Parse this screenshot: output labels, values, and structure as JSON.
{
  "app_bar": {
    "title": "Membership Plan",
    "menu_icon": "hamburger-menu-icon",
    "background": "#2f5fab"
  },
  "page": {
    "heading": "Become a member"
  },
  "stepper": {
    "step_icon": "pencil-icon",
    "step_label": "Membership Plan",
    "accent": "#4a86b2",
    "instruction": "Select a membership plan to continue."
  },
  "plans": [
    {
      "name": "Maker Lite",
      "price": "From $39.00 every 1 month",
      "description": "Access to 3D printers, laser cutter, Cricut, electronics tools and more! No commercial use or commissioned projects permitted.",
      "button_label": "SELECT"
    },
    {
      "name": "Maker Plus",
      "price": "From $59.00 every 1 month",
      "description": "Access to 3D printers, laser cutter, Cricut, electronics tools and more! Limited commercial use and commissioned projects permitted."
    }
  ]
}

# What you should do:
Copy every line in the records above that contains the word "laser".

# Solution to the problem:
      "description": "Access to 3D printers, laser cutter, Cricut, electronics tools and more! No commercial use or commissioned projects permitted.",
      "description": "Access to 3D printers, laser cutter, Cricut, electronics tools and more! Limited commercial use and commissioned projects permitted."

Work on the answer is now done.